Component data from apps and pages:

####

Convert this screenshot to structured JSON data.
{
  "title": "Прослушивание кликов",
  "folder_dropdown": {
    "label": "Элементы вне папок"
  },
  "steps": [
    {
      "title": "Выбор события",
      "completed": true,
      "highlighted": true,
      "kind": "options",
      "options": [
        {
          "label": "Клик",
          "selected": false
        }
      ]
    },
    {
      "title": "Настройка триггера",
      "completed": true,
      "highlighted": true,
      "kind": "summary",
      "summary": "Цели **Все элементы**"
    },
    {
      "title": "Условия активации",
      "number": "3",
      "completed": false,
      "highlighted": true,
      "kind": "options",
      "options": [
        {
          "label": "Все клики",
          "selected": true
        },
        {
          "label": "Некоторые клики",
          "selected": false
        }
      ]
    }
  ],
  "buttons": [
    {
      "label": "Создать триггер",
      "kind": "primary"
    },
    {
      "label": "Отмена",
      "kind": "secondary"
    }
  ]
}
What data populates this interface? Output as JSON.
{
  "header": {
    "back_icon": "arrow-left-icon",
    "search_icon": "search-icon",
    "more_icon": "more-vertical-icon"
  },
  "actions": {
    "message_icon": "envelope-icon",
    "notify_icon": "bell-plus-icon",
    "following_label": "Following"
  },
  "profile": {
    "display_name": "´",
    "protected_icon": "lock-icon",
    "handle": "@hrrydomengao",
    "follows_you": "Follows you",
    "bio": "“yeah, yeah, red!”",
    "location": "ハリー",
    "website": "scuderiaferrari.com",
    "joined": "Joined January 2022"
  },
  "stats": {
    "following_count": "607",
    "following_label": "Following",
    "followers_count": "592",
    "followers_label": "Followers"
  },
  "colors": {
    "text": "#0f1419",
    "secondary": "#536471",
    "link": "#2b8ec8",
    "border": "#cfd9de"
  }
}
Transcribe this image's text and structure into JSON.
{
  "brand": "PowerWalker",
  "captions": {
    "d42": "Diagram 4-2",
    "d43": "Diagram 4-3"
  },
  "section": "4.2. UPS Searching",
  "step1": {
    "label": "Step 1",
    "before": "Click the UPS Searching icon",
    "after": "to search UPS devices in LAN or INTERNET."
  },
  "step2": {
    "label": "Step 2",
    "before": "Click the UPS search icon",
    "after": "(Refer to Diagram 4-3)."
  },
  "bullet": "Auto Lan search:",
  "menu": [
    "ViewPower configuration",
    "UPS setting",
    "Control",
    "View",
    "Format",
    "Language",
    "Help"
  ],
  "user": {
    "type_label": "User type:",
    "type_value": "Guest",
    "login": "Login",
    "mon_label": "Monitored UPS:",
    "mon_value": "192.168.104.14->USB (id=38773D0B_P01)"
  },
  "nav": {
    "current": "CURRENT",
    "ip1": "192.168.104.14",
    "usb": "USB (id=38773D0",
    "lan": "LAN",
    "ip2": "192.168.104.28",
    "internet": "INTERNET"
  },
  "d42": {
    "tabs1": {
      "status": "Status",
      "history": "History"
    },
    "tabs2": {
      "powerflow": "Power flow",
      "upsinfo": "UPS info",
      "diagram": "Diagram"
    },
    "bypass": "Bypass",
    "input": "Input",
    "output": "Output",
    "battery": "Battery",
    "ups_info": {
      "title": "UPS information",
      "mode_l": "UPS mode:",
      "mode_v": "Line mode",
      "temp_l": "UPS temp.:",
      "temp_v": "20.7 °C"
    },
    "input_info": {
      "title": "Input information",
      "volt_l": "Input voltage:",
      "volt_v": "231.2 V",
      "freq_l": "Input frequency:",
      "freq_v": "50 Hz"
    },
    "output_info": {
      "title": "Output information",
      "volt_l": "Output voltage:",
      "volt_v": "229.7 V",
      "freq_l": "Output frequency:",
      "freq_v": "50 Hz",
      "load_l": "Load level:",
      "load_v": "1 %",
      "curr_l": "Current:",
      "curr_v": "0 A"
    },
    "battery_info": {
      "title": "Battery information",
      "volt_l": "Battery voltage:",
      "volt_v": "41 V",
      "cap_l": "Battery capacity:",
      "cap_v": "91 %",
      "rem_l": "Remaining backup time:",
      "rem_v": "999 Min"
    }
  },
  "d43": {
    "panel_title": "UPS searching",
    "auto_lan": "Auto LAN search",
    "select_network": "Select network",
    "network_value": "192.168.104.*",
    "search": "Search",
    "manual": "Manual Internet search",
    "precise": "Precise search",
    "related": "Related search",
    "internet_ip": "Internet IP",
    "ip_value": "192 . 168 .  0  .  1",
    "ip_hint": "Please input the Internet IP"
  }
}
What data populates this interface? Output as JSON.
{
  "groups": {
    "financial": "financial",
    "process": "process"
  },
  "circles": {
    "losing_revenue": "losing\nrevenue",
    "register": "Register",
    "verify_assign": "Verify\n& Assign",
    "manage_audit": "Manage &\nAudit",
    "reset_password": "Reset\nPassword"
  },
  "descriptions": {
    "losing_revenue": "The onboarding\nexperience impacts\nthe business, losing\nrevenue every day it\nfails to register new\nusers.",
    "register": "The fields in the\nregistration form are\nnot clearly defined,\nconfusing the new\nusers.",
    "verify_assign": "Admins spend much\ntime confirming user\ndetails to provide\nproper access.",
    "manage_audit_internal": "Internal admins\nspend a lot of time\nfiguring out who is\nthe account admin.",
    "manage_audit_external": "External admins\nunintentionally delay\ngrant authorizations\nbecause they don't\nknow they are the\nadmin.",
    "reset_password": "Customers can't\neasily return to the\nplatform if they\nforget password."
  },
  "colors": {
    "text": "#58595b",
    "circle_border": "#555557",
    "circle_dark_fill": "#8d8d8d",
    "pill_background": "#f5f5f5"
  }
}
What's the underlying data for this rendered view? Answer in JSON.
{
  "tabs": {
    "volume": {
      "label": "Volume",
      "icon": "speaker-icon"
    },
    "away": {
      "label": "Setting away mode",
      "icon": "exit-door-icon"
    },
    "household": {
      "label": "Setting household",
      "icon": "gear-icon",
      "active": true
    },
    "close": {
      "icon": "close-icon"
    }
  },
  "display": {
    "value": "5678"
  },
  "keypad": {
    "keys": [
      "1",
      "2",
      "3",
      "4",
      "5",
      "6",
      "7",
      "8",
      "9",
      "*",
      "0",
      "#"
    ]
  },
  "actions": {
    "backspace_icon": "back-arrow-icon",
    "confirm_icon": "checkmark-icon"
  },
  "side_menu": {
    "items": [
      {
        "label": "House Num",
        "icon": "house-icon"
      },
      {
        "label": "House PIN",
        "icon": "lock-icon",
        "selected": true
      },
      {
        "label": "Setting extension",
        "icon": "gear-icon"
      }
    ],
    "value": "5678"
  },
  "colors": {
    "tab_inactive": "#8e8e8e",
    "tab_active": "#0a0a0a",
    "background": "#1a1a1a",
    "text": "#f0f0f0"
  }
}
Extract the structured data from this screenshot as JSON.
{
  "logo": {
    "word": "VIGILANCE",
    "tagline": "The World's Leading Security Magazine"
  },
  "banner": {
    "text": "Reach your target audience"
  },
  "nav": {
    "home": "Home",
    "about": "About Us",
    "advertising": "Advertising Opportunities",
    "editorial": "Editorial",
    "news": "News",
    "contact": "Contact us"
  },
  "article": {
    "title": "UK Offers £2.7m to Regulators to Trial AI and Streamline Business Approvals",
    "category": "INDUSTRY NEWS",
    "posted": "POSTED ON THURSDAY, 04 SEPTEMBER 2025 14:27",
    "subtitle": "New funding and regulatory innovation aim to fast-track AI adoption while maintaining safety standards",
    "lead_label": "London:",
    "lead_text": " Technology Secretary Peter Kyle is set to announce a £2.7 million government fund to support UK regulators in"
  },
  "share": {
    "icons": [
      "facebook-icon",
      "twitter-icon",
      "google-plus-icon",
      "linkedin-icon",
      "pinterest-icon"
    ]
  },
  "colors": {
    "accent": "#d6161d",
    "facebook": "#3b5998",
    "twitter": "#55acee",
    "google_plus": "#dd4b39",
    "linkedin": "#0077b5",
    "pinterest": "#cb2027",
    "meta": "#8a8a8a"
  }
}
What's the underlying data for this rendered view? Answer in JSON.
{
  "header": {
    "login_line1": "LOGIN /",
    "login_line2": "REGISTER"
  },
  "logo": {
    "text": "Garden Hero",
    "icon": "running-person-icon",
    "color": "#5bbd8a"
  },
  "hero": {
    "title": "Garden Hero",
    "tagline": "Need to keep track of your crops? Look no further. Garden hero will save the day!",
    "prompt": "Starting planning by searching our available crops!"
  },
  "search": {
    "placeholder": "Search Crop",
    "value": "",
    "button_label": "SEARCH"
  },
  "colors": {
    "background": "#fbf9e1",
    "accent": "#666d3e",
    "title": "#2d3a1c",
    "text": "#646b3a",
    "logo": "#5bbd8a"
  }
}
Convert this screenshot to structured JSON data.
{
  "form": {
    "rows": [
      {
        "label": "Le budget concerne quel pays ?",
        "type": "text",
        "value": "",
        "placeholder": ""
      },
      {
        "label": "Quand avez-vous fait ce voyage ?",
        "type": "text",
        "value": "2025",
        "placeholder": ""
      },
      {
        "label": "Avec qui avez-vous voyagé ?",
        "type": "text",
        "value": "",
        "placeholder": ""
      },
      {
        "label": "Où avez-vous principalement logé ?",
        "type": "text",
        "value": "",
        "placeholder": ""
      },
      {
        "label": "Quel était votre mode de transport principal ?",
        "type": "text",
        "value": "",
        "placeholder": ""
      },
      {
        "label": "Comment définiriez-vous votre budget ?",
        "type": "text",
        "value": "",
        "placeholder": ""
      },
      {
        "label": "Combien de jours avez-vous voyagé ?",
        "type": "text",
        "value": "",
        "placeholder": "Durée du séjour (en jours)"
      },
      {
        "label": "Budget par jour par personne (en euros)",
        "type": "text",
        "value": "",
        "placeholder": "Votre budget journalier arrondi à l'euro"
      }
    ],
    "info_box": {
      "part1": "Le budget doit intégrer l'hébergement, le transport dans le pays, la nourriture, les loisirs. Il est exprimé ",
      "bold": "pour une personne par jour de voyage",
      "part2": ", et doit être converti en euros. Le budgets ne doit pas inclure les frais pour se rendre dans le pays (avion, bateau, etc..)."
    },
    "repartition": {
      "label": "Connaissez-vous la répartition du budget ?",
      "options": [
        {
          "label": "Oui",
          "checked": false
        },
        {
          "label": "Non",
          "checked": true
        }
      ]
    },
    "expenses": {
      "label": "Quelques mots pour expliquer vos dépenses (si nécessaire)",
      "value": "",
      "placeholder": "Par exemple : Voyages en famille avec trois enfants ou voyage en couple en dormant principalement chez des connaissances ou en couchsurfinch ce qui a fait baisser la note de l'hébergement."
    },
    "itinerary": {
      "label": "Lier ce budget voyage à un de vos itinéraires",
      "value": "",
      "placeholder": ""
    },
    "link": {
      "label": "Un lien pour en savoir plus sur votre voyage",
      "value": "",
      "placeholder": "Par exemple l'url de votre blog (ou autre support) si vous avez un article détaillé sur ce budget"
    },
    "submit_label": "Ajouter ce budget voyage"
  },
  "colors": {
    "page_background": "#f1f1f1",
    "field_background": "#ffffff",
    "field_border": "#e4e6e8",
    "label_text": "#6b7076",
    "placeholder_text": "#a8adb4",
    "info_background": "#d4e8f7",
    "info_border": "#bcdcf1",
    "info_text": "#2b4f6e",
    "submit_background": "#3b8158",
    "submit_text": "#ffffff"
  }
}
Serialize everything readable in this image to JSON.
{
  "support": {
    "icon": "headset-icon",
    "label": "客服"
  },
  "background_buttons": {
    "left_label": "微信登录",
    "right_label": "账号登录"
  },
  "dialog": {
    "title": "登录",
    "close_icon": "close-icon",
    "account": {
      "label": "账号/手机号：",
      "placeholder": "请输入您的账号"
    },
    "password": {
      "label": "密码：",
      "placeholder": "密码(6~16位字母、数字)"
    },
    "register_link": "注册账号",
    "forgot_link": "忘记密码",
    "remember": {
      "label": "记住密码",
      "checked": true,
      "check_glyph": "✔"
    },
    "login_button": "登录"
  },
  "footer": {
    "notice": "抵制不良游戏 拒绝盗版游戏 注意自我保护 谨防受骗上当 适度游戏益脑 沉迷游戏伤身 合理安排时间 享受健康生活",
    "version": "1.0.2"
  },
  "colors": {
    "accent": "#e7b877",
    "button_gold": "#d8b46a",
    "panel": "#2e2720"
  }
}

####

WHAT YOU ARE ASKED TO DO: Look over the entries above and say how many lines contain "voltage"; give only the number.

TASK OUTPUT: 3